- **Your task**: These records need to be repeated exactly, every one of them.

--- Record set Enclosed Below ---

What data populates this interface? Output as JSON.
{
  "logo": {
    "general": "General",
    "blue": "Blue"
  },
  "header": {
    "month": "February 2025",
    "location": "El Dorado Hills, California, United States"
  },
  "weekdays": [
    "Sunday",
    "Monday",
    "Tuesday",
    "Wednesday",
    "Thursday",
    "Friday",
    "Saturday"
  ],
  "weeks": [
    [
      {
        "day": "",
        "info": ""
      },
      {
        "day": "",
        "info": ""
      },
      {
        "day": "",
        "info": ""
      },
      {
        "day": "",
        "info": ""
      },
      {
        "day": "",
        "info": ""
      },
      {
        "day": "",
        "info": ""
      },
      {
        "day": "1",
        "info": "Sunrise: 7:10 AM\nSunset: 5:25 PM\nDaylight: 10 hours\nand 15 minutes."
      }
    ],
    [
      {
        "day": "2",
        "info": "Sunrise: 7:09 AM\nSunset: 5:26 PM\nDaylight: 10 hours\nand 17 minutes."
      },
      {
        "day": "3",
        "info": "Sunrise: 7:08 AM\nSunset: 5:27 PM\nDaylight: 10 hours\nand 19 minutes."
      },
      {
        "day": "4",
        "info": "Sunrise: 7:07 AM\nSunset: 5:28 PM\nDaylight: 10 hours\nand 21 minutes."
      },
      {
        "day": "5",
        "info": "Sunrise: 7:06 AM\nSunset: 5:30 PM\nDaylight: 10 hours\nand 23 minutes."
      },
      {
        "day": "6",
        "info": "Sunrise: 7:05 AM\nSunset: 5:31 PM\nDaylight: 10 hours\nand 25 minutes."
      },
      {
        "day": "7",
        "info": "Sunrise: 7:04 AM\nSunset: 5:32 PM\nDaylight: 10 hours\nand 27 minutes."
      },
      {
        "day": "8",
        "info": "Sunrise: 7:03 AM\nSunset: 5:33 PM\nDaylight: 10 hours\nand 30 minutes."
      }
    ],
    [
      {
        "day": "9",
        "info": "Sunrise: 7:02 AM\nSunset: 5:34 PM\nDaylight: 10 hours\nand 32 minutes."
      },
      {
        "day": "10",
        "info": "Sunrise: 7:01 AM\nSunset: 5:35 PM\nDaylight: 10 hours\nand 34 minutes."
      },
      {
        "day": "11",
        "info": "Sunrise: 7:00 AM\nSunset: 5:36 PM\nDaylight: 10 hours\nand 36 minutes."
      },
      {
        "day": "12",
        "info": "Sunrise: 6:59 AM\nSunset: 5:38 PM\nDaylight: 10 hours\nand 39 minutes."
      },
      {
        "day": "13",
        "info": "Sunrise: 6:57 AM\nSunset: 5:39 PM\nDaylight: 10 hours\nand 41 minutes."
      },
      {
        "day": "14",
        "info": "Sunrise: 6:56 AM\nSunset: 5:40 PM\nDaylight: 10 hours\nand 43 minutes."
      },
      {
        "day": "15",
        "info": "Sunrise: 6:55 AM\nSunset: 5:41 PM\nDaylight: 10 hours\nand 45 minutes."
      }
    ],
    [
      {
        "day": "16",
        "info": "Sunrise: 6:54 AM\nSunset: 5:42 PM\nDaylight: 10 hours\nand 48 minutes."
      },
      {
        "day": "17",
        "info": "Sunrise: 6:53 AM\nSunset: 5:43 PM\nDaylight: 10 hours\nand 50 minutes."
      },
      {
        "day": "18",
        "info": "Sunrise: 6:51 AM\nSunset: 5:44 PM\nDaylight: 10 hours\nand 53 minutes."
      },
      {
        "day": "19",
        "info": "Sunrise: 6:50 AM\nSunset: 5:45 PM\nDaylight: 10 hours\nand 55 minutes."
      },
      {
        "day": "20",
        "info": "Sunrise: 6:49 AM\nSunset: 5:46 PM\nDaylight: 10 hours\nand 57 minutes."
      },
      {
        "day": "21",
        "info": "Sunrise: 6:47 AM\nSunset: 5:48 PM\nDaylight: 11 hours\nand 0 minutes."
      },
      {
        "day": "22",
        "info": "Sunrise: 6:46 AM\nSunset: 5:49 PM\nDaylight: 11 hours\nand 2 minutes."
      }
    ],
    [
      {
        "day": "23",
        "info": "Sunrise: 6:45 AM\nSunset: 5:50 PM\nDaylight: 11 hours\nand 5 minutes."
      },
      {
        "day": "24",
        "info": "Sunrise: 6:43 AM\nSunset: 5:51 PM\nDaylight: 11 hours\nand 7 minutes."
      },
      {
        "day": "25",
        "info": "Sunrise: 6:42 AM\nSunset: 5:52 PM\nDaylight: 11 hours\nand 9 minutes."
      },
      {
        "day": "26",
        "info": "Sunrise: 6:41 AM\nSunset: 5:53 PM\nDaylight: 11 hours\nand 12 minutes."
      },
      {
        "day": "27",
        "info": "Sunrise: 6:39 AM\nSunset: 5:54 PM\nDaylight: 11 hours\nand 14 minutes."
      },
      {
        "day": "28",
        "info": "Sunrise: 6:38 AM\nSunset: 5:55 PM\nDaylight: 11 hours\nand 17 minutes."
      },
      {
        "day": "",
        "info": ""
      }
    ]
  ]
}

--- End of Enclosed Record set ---

- **Final answer**:
What data populates this interface? Output as JSON.
{
  "logo": {
    "general": "General",
    "blue": "Blue"
  },
  "header": {
    "month": "February 2025",
    "location": "El Dorado Hills, California, United States"
  },
  "weekdays": [
    "Sunday",
    "Monday",
    "Tuesday",
    "Wednesday",
    "Thursday",
    "Friday",
    "Saturday"
  ],
  "weeks": [
    [
      {
        "day": "",
        "info": ""
      },
      {
        "day": "",
        "info": ""
      },
      {
        "day": "",
        "info": ""
      },
      {
        "day": "",
        "info": ""
      },
      {
        "day": "",
        "info": ""
      },
      {
        "day": "",
        "info": ""
      },
      {
        "day": "1",
        "info": "Sunrise: 7:10 AM\nSunset: 5:25 PM\nDaylight: 10 hours\nand 15 minutes."
      }
    ],
    [
      {
        "day": "2",
        "info": "Sunrise: 7:09 AM\nSunset: 5:26 PM\nDaylight: 10 hours\nand 17 minutes."
      },
      {
        "day": "3",
        "info": "Sunrise: 7:08 AM\nSunset: 5:27 PM\nDaylight: 10 hours\nand 19 minutes."
      },
      {
        "day": "4",
        "info": "Sunrise: 7:07 AM\nSunset: 5:28 PM\nDaylight: 10 hours\nand 21 minutes."
      },
      {
        "day": "5",
        "info": "Sunrise: 7:06 AM\nSunset: 5:30 PM\nDaylight: 10 hours\nand 23 minutes."
      },
      {
        "day": "6",
        "info": "Sunrise: 7:05 AM\nSunset: 5:31 PM\nDaylight: 10 hours\nand 25 minutes."
      },
      {
        "day": "7",
        "info": "Sunrise: 7:04 AM\nSunset: 5:32 PM\nDaylight: 10 hours\nand 27 minutes."
      },
      {
        "day": "8",
        "info": "Sunrise: 7:03 AM\nSunset: 5:33 PM\nDaylight: 10 hours\nand 30 minutes."
      }
    ],
    [
      {
        "day": "9",
        "info": "Sunrise: 7:02 AM\nSunset: 5:34 PM\nDaylight: 10 hours\nand 32 minutes."
      },
      {
        "day": "10",
        "info": "Sunrise: 7:01 AM\nSunset: 5:35 PM\nDaylight: 10 hours\nand 34 minutes."
      },
      {
        "day": "11",
        "info": "Sunrise: 7:00 AM\nSunset: 5:36 PM\nDaylight: 10 hours\nand 36 minutes."
      },
      {
        "day": "12",
        "info": "Sunrise: 6:59 AM\nSunset: 5:38 PM\nDaylight: 10 hours\nand 39 minutes."
      },
      {
        "day": "13",
        "info": "Sunrise: 6:57 AM\nSunset: 5:39 PM\nDaylight: 10 hours\nand 41 minutes."
      },
      {
        "day": "14",
        "info": "Sunrise: 6:56 AM\nSunset: 5:40 PM\nDaylight: 10 hours\nand 43 minutes."
      },
      {
        "day": "15",
        "info": "Sunrise: 6:55 AM\nSunset: 5:41 PM\nDaylight: 10 hours\nand 45 minutes."
      }
    ],
    [
      {
        "day": "16",
        "info": "Sunrise: 6:54 AM\nSunset: 5:42 PM\nDaylight: 10 hours\nand 48 minutes."
      },
      {
        "day": "17",
        "info": "Sunrise: 6:53 AM\nSunset: 5:43 PM\nDaylight: 10 hours\nand 50 minutes."
      },
      {
        "day": "18",
        "info": "Sunrise: 6:51 AM\nSunset: 5:44 PM\nDaylight: 10 hours\nand 53 minutes."
      },
      {
        "day": "19",
        "info": "Sunrise: 6:50 AM\nSunset: 5:45 PM\nDaylight: 10 hours\nand 55 minutes."
      },
      {
        "day": "20",
        "info": "Sunrise: 6:49 AM\nSunset: 5:46 PM\nDaylight: 10 hours\nand 57 minutes."
      },
      {
        "day": "21",
        "info": "Sunrise: 6:47 AM\nSunset: 5:48 PM\nDaylight: 11 hours\nand 0 minutes."
      },
      {
        "day": "22",
        "info": "Sunrise: 6:46 AM\nSunset: 5:49 PM\nDaylight: 11 hours\nand 2 minutes."
      }
    ],
    [
      {
        "day": "23",
        "info": "Sunrise: 6:45 AM\nSunset: 5:50 PM\nDaylight: 11 hours\nand 5 minutes."
      },
      {
        "day": "24",
        "info": "Sunrise: 6:43 AM\nSunset: 5:51 PM\nDaylight: 11 hours\nand 7 minutes."
      },
      {
        "day": "25",
        "info": "Sunrise: 6:42 AM\nSunset: 5:52 PM\nDaylight: 11 hours\nand 9 minutes."
      },
      {
        "day": "26",
        "info": "Sunrise: 6:41 AM\nSunset: 5:53 PM\nDaylight: 11 hours\nand 12 minutes."
      },
      {
        "day": "27",
        "info": "Sunrise: 6:39 AM\nSunset: 5:54 PM\nDaylight: 11 hours\nand 14 minutes."
      },
      {
        "day": "28",
        "info": "Sunrise: 6:38 AM\nSunset: 5:55 PM\nDaylight: 11 hours\nand 17 minutes."
      },
      {
        "day": "",
        "info": ""
      }
    ]
  ]
}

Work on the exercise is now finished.